Consenting romantic and sexual relationships between faculty and student, librarian and student, administrator and student, classified staff member and student or supervisor and employee are deemed unprofessional.  Because such relationships interfere with or impair required professional responsibilities and relationships, they are looked upon with disfavor and are strongly discouraged under this Policy.

 

2.      Policy for Reasonable Accommodations for Persons with Disabilities

MCLA is committed to providing equal access to employment and educational opportunities for otherwise qualified persons with disabilities.  The College recognizes that individuals with disabilities may need reasonable accommodations to have equally effective opportunities to participate in or benefit from educational programs, services, activities and employment.

a.       Individual with a Disability. An individual with a disability is a person who has a physical or mental impairment that substantially limits one or more major life activities, has a record of such an impairment, or is regarded as having such an impairment. Major life activities are activities that an average person can perform with little or no difficulty such as walking, breathing, seeing, hearing, speaking, learning, and working.

b.      Qualified Individual with a Disability.  A qualified student with a disability is someone who possesses the skills necessary to complete the essential academic requirements of a course and/or degree program, with or without reasonable accommodation.  The essential academic requirements of a course and/or degree program are the knowledge and skills that must be acquired and demonstrated in order for a student to successfully meet the learning objectives of the course or degree program.

c.       Reasonable Accommodation.  Modifications or adjustments to an application process, job, work environment, the way in which work is customarily performed, or a course of study that permits a qualified individual with a disability to perform the essential functions of a position or to enjoy the benefits and privileges of employment or education equally with persons without disabilities. Reasonable accommodations in education may include, but are not limited to:  in-class aids, such as note takers; extended time for examination; quiet rooms or alternate locations for testing; alternatively formatted testing; alternatively formatted textbooks and other course materials; and/or access to assistive technology.  Possible course reductions or substitutions on the basis of a disability will be carefully evaluated.  Students with disabilities must meet the essential requirements of all academic degree programs.

 

Any student of the College seeking reasonable accommodation for a disability may contact the Director of Learning Services for more information.

 

3.      Grievance Procedures
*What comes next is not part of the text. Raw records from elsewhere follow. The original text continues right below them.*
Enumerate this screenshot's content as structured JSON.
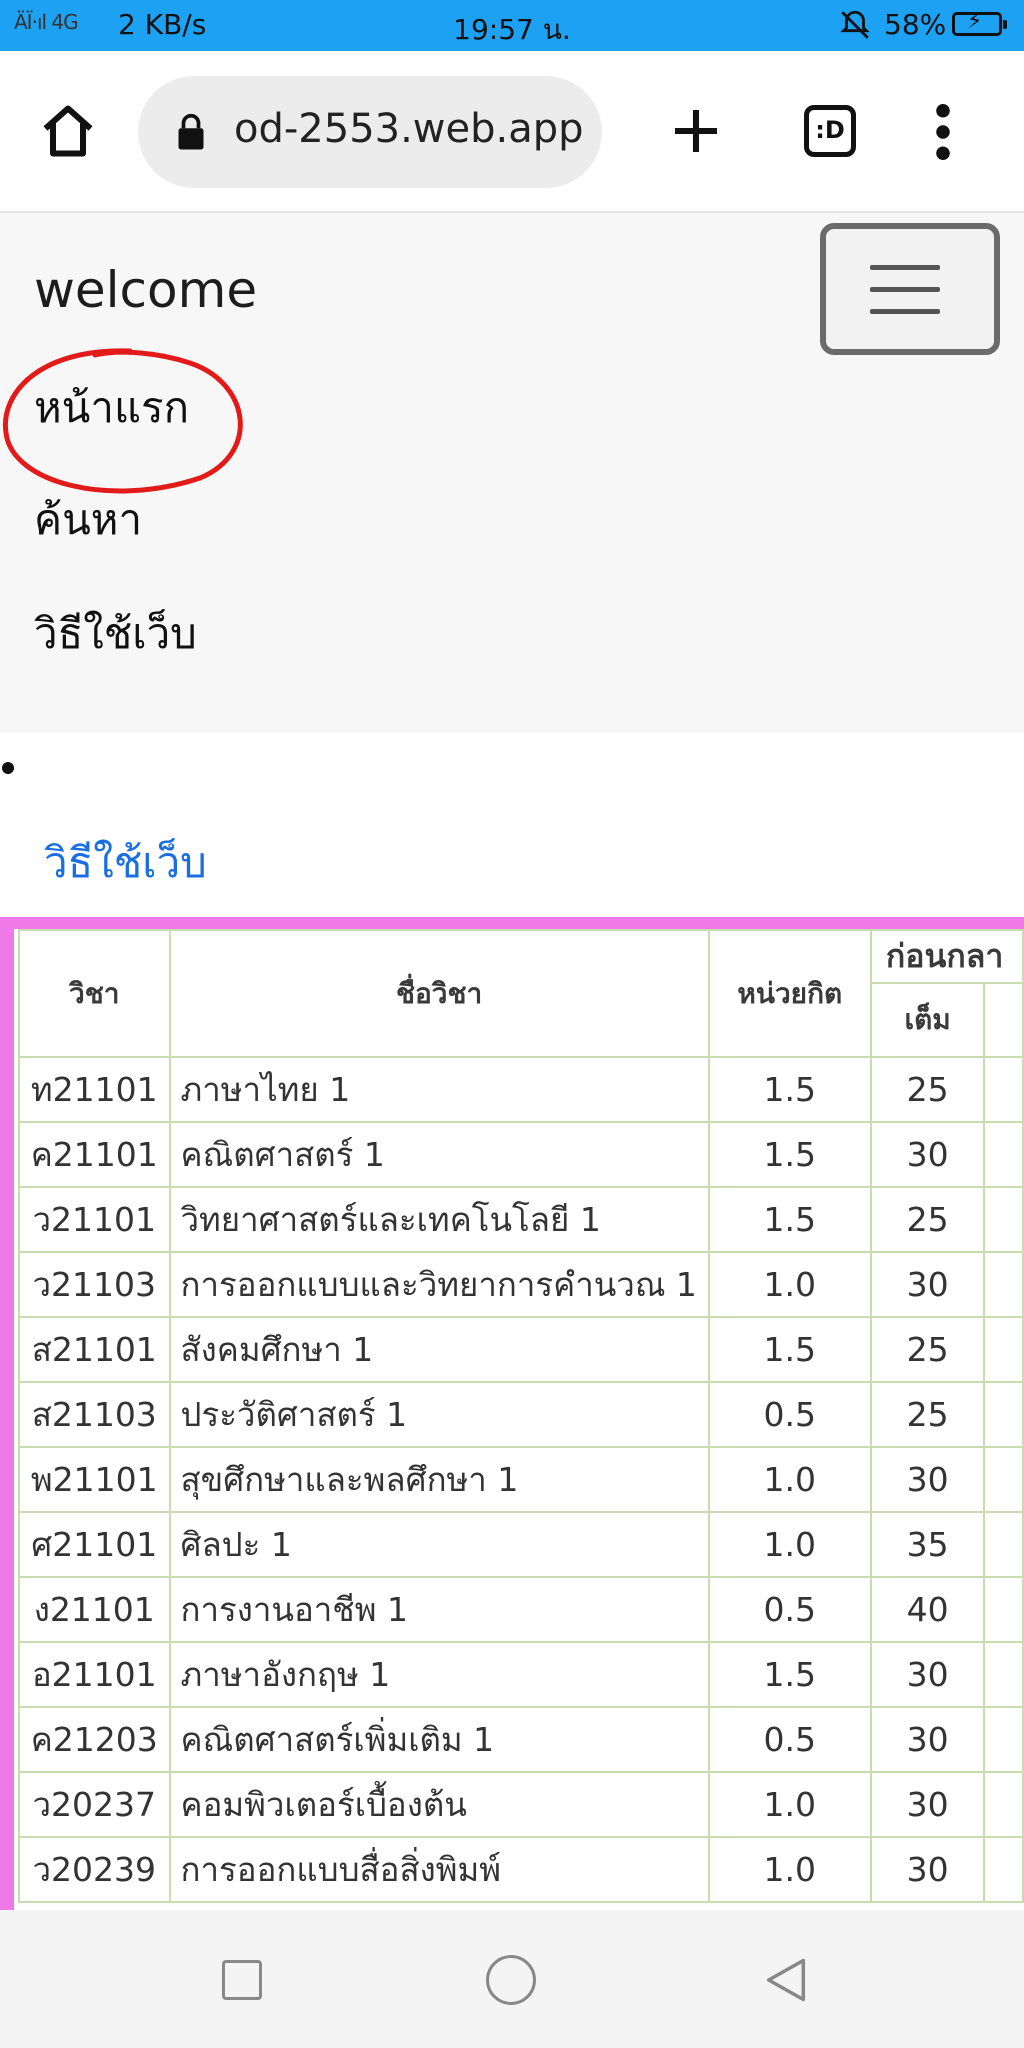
{
  "status_bar": {
    "signal": "ÄÏ·ıl 4G",
    "speed": "2 KB/s",
    "time": "19:57 น.",
    "mute_icon": "bell-off-icon",
    "battery_percent": "58%",
    "color": "#1da1f2"
  },
  "browser": {
    "url": "od-2553.web.app",
    "tabs_icon_label": ":D"
  },
  "navbar": {
    "brand": "welcome",
    "links": [
      "หน้าแรก",
      "ค้นหา",
      "วิธีใช้เว็บ"
    ]
  },
  "howto_link": "วิธีใช้เว็บ",
  "table": {
    "headers": {
      "code": "วิชา",
      "name": "ชื่อวิชา",
      "unit": "หน่วยกิต",
      "group": "ก่อนกลา",
      "full": "เต็ม"
    },
    "rows": [
      {
        "code": "ท21101",
        "name": "ภาษาไทย  1",
        "unit": "1.5",
        "full": "25"
      },
      {
        "code": "ค21101",
        "name": "คณิตศาสตร์  1",
        "unit": "1.5",
        "full": "30"
      },
      {
        "code": "ว21101",
        "name": "วิทยาศาสตร์และเทคโนโลยี  1",
        "unit": "1.5",
        "full": "25"
      },
      {
        "code": "ว21103",
        "name": "การออกแบบและวิทยาการคำนวณ  1",
        "unit": "1.0",
        "full": "30"
      },
      {
        "code": "ส21101",
        "name": "สังคมศึกษา  1",
        "unit": "1.5",
        "full": "25"
      },
      {
        "code": "ส21103",
        "name": "ประวัติศาสตร์  1",
        "unit": "0.5",
        "full": "25"
      },
      {
        "code": "พ21101",
        "name": "สุขศึกษาและพลศึกษา  1",
        "unit": "1.0",
        "full": "30"
      },
      {
        "code": "ศ21101",
        "name": "ศิลปะ  1",
        "unit": "1.0",
        "full": "35"
      },
      {
        "code": "ง21101",
        "name": "การงานอาชีพ  1",
        "unit": "0.5",
        "full": "40"
      },
      {
        "code": "อ21101",
        "name": "ภาษาอังกฤษ  1",
        "unit": "1.5",
        "full": "30"
      },
      {
        "code": "ค21203",
        "name": "คณิตศาสตร์เพิ่มเติม  1",
        "unit": "0.5",
        "full": "30"
      },
      {
        "code": "ว20237",
        "name": "คอมพิวเตอร์เบื้องต้น",
        "unit": "1.0",
        "full": "30"
      },
      {
        "code": "ว20239",
        "name": "การออกแบบสื่อสิ่งพิมพ์",
        "unit": "1.0",
        "full": "30"
      }
    ]
  }
}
MCLA has established complaint procedures to help resolve claims and complaints of discrimination, discriminatory harassment, and retaliation on our campus.  These procedures will also specifically address claims and complaints of sexual harassment and failure to accommodate or to provide appropriate auxiliary aids and academic adjustments for a person with disabilities as prescribed by the ADA, the Rehabilitation Act, and Massachusetts General Laws Chapters 151B and 151C.  The Discrimination Complaint Procedures serve as a system of review and resolution for both informal claims and formal complaints of discrimination, discriminatory and sexual harassment and retaliation on any of the above-mentioned protected bases.  Any applicant for employment or admission, or any other member of the College community who believes that he or she has been a victim of discrimination or harassment may initiate an informal claim or formal complaint as outlined in the Discrimination Complaint Procedures, the full text of which is located on the College's website and in the Affirmative Action/Equal Opportunity/Diversity Plan.  Further advice or information may be obtained by contacting the Student Affairs Division Office or other Student Affairs staff or the Affirmative Action Officer (located in Mark Hopkins Hall).